According to the World Bank, Petramas Huaycoloro Landfill is considered to be one of the best case studies in the world and its example must be followed in other countries from the developing world.
Natura has pledged to buy 30% of its raw ingredients from sustainable sources in the Amazon.
The Brazilian company featured in the top 10 of the 2013 Sustainability Leaders survey and was the best ranking business from the global south.
Natura works with small-scale producers to build local capacity on organic production methods. Its ambitious Amazon programme unveiled in 2011 committed the company to invest 1 billion Reals (£340 million) in the region, build an interdisciplinary network of 1,000 researchers focused on the Amazon and involve between 10,000 and 12,000 small producers in its supply chain by 2020.
In 2012, Natura was voted the second most sustainable company in the world in the 8th annual report of the Corporate Knights.
Seacourt is the world’s first printer to achieve zero waste to landfill, after pursuing a 10-year journey of recycling innovation.
Winner of the Guardian’s Sustainable Business Award 2013 for waste and recycling innovation and has won two prestigious Queen’s awards for sustainable development, as well as being recognised as “one of the world’s top three environmental printers” by a global printing association.
ING Commercial Banking
In September 2013 ING announced it was shifting its European focus from financing natural gas plants to financing renewable energy projects in Germany, the Netherlands, Belgium and France. This could fund wind energy capacity of 3GW.

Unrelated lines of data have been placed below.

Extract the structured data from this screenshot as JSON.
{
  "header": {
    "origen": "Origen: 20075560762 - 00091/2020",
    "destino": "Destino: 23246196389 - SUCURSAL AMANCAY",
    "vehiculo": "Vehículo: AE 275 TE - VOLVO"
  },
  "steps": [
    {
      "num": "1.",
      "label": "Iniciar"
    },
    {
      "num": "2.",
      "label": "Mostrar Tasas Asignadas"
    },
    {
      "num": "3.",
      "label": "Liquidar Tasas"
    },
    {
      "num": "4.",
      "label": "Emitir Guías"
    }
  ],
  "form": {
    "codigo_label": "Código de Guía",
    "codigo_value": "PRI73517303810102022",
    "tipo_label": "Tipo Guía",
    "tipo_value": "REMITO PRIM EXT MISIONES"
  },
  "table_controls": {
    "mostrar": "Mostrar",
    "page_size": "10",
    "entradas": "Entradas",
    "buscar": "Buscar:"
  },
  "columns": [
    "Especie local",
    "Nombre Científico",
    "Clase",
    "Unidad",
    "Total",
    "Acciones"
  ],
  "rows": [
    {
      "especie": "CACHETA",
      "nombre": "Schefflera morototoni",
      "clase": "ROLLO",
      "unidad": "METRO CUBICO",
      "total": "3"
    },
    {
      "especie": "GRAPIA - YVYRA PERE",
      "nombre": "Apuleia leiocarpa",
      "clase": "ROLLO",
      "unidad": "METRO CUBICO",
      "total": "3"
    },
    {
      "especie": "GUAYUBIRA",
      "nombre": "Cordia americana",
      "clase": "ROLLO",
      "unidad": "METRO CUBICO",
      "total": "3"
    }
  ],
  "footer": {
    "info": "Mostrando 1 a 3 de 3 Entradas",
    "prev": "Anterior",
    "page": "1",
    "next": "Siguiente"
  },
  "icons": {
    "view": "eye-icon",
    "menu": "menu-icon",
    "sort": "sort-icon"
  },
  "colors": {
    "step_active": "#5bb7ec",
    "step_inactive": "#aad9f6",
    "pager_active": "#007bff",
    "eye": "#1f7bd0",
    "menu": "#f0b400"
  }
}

ING has previously been ranked highly by ethical ratings firms.
The business provides electricity, gas, water and sewage in Colombia. It has released two major low carbon initiatives in the past 12 months, the Environmental Strategic Plan 2012-2015 and the Climate Change Strategic Action Plan 2012-2018. The key concept of the Environmental Strategic Plan is “sustainable production and consumption”.
Citizen Energy Berlin
The German locally-owned energy co-operative is aiming to put Berlin’s city grid under citizens’ control when the system goes on sale in 2014. So far, it has recruited 1,000 members and raised €5.4 million (£4.6 million).
The Berlin grid, the largest in Germany, currently gets more than 90% of its electricity from coal but about 40% of Germany’s renewable energy is generated by small-scale producers.